• **What the task asks**
Within the entries that follow, show each line where the word "person" occurs.

++++ The input

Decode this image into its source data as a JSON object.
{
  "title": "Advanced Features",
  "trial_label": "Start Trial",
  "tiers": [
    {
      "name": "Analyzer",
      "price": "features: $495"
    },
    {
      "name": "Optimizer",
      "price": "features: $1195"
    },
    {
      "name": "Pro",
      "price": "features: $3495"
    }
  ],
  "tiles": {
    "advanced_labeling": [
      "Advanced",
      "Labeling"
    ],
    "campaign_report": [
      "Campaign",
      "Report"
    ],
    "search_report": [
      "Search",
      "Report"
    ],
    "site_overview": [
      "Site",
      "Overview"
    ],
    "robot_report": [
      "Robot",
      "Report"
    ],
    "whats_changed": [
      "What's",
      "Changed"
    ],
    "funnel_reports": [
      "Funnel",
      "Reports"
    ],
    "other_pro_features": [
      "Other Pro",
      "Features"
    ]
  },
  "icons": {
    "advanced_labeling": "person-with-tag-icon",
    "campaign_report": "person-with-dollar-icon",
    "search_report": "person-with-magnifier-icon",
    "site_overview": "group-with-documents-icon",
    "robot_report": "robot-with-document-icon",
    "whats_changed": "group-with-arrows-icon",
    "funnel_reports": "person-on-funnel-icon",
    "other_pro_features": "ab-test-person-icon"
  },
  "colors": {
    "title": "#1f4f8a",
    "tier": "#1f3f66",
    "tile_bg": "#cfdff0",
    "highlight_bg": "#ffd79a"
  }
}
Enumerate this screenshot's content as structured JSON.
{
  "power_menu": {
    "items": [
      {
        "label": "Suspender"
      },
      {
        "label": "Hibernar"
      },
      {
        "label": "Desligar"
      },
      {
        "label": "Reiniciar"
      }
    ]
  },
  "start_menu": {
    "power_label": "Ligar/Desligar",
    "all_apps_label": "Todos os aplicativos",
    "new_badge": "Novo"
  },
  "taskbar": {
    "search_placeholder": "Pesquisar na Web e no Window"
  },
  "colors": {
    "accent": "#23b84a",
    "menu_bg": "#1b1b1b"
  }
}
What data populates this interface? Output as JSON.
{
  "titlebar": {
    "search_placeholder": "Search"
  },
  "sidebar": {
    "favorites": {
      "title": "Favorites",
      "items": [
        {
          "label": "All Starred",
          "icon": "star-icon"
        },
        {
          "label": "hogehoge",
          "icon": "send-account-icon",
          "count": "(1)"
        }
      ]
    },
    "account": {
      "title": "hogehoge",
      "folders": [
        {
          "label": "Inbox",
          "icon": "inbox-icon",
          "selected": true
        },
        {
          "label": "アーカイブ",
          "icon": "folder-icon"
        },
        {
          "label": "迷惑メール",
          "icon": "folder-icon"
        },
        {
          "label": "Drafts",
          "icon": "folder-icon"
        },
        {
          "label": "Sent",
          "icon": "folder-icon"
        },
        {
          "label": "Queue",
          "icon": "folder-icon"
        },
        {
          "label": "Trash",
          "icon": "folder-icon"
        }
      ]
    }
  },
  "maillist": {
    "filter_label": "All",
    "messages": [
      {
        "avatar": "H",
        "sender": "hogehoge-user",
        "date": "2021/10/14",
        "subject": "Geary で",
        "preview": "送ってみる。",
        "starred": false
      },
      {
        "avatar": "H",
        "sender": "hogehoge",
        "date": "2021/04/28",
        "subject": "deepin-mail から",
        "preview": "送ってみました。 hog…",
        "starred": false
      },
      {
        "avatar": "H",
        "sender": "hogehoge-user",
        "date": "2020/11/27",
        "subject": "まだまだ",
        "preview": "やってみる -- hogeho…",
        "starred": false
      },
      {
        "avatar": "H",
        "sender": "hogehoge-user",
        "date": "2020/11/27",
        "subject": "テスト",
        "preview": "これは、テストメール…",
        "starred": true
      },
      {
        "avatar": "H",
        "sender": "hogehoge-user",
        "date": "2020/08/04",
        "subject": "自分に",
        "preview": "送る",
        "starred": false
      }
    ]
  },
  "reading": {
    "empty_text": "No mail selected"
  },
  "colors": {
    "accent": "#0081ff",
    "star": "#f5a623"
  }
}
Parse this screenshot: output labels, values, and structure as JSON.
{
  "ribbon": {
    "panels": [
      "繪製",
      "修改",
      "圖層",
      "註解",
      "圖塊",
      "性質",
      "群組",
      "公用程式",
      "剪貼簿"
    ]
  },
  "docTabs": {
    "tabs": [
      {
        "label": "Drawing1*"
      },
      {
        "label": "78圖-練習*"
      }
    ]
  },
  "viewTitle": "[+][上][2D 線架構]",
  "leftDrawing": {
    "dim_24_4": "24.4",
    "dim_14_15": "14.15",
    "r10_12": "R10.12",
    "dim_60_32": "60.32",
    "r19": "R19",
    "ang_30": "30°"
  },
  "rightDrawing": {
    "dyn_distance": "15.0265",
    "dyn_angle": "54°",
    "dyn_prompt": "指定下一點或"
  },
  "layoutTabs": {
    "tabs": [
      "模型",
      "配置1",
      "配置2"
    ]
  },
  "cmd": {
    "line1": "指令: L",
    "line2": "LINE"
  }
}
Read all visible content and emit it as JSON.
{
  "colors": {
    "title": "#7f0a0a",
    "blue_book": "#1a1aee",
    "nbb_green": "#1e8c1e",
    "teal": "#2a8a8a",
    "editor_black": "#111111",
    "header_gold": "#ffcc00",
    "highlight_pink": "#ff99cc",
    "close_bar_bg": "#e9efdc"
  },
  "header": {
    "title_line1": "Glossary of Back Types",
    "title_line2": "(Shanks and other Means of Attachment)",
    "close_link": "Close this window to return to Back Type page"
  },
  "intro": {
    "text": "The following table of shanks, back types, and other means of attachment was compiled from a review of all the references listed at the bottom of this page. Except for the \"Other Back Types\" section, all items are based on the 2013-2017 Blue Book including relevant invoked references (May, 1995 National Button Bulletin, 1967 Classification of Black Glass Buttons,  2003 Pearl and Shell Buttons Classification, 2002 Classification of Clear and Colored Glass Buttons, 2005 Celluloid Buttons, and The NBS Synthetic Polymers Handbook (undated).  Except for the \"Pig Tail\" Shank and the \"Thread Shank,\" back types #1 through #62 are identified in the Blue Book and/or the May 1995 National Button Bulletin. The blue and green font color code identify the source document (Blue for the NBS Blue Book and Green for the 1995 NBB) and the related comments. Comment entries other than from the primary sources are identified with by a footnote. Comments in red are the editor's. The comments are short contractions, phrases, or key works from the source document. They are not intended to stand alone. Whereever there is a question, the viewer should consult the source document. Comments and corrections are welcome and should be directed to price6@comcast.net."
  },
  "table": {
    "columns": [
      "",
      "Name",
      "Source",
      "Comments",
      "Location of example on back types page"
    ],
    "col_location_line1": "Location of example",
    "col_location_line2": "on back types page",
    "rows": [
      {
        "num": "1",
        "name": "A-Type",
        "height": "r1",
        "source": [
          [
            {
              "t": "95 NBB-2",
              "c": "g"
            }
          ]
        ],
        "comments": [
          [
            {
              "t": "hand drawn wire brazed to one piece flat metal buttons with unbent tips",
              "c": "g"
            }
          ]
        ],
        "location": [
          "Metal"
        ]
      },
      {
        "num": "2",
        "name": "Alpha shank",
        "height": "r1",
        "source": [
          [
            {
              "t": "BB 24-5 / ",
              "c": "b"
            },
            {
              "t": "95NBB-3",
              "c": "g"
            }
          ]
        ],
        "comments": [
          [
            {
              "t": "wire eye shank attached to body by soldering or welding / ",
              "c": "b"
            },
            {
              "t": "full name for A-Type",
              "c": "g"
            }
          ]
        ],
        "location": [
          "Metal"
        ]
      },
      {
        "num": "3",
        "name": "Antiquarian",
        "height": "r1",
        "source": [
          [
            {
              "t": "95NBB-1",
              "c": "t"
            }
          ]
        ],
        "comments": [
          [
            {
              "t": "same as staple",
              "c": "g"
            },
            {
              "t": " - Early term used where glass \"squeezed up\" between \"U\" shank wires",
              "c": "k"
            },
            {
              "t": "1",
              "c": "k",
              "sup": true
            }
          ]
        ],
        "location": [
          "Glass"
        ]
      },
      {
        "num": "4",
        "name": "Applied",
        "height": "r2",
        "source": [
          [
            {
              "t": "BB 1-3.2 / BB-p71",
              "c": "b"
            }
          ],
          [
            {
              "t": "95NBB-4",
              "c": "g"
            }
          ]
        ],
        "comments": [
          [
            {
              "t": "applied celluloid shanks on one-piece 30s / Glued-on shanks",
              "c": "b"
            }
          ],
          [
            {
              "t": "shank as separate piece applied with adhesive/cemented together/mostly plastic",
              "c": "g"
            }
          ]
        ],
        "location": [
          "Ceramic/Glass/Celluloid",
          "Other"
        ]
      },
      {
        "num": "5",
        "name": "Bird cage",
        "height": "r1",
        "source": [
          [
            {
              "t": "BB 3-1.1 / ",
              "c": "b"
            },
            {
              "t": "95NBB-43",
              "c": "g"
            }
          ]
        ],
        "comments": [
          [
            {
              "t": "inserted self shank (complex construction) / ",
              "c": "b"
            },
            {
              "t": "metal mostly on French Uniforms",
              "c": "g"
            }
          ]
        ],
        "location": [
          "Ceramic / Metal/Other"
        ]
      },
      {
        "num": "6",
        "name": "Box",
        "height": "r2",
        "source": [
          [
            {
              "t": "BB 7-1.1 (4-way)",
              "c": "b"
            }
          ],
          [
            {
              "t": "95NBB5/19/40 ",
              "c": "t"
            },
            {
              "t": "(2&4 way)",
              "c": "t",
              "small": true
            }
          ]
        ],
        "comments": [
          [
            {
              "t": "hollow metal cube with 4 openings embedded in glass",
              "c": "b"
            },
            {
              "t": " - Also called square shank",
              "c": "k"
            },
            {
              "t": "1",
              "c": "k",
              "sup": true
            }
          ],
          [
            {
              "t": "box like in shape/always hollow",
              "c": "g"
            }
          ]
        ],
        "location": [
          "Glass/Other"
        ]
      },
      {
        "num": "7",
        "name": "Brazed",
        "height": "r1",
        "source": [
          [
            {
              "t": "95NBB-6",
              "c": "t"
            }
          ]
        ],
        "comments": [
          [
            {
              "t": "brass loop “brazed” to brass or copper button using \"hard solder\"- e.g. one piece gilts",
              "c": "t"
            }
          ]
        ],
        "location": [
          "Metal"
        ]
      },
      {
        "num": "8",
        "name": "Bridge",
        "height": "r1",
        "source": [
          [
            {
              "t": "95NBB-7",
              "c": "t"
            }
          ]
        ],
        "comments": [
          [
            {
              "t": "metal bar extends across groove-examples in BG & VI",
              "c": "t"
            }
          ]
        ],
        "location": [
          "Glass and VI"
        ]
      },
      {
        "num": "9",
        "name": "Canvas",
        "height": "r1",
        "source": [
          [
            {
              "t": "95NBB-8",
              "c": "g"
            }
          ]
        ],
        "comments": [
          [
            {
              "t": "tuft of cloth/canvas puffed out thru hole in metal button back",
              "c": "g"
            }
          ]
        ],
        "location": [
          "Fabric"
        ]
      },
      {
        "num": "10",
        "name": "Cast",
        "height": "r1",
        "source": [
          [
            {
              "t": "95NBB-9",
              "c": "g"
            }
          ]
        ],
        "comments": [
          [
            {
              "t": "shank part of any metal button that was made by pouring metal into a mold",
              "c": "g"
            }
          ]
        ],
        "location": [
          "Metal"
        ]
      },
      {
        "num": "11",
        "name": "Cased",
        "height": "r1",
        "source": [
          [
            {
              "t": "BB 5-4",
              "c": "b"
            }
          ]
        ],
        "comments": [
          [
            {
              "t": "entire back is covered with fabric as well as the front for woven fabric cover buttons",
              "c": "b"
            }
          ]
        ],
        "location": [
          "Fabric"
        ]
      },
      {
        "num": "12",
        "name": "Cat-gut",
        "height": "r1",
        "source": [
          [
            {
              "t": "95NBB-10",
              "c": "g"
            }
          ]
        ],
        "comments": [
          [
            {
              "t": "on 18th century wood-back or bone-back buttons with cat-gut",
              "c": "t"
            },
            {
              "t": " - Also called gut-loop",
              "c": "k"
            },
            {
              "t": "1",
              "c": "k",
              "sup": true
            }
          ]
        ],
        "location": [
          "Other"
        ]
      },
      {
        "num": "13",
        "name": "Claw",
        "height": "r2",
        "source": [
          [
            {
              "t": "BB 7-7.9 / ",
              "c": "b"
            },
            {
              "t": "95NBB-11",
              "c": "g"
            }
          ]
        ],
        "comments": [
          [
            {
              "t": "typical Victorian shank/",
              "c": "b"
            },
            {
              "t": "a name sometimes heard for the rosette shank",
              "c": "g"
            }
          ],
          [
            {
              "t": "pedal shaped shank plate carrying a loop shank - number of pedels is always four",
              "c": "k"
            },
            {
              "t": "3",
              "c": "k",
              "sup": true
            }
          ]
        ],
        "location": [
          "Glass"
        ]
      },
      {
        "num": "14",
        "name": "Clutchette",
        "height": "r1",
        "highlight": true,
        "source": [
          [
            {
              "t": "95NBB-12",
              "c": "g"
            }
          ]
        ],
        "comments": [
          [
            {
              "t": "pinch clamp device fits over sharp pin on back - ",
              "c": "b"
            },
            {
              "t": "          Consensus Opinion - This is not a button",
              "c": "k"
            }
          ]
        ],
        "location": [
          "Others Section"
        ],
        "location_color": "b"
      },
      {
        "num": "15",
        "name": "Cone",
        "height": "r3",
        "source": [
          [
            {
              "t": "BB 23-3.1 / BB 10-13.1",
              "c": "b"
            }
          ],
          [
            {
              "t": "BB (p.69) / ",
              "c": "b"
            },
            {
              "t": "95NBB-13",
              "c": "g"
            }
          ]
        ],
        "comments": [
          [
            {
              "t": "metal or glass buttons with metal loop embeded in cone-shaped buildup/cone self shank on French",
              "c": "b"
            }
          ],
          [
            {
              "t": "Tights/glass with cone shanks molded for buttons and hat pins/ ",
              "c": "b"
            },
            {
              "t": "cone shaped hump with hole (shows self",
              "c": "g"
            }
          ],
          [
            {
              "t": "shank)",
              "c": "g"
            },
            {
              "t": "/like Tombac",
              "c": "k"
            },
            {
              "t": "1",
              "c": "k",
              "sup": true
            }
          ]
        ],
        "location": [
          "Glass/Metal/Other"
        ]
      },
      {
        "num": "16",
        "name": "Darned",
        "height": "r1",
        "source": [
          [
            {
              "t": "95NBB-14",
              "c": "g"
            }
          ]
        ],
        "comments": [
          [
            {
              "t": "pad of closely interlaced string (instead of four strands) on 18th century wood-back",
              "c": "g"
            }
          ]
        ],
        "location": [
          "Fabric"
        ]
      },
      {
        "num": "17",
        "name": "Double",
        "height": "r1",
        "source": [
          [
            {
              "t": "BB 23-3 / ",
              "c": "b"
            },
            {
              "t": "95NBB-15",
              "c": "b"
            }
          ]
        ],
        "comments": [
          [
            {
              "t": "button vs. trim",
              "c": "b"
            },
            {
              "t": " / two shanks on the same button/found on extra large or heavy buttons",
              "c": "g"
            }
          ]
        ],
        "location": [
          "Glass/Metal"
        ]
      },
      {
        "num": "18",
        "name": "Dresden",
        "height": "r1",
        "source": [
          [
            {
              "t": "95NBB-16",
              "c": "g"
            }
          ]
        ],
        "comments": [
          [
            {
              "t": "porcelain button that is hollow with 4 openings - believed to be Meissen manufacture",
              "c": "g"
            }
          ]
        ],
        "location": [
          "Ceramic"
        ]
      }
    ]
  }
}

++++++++

• **Written solution**
    "advanced_labeling": "person-with-tag-icon",
    "campaign_report": "person-with-dollar-icon",
    "search_report": "person-with-magnifier-icon",
    "funnel_reports": "person-on-funnel-icon",
    "other_pro_features": "ab-test-person-icon"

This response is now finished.